▶ _INPUT MATERIAL_:
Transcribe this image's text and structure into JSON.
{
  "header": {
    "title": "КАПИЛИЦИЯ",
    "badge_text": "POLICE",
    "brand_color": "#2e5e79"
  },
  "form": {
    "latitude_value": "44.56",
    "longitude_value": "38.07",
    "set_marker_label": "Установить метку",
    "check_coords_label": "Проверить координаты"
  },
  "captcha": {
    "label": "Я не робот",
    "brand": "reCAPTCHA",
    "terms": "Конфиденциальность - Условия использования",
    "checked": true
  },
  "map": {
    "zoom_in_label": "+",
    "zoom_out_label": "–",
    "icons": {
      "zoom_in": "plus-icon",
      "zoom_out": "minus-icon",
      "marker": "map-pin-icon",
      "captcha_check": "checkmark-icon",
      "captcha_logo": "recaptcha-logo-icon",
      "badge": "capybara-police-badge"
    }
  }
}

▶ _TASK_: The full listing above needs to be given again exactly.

▶ _ANSWER BOX_:
Transcribe this image's text and structure into JSON.
{
  "header": {
    "title": "КАПИЛИЦИЯ",
    "badge_text": "POLICE",
    "brand_color": "#2e5e79"
  },
  "form": {
    "latitude_value": "44.56",
    "longitude_value": "38.07",
    "set_marker_label": "Установить метку",
    "check_coords_label": "Проверить координаты"
  },
  "captcha": {
    "label": "Я не робот",
    "brand": "reCAPTCHA",
    "terms": "Конфиденциальность - Условия использования",
    "checked": true
  },
  "map": {
    "zoom_in_label": "+",
    "zoom_out_label": "–",
    "icons": {
      "zoom_in": "plus-icon",
      "zoom_out": "minus-icon",
      "marker": "map-pin-icon",
      "captcha_check": "checkmark-icon",
      "captcha_logo": "recaptcha-logo-icon",
      "badge": "capybara-police-badge"
    }
  }
}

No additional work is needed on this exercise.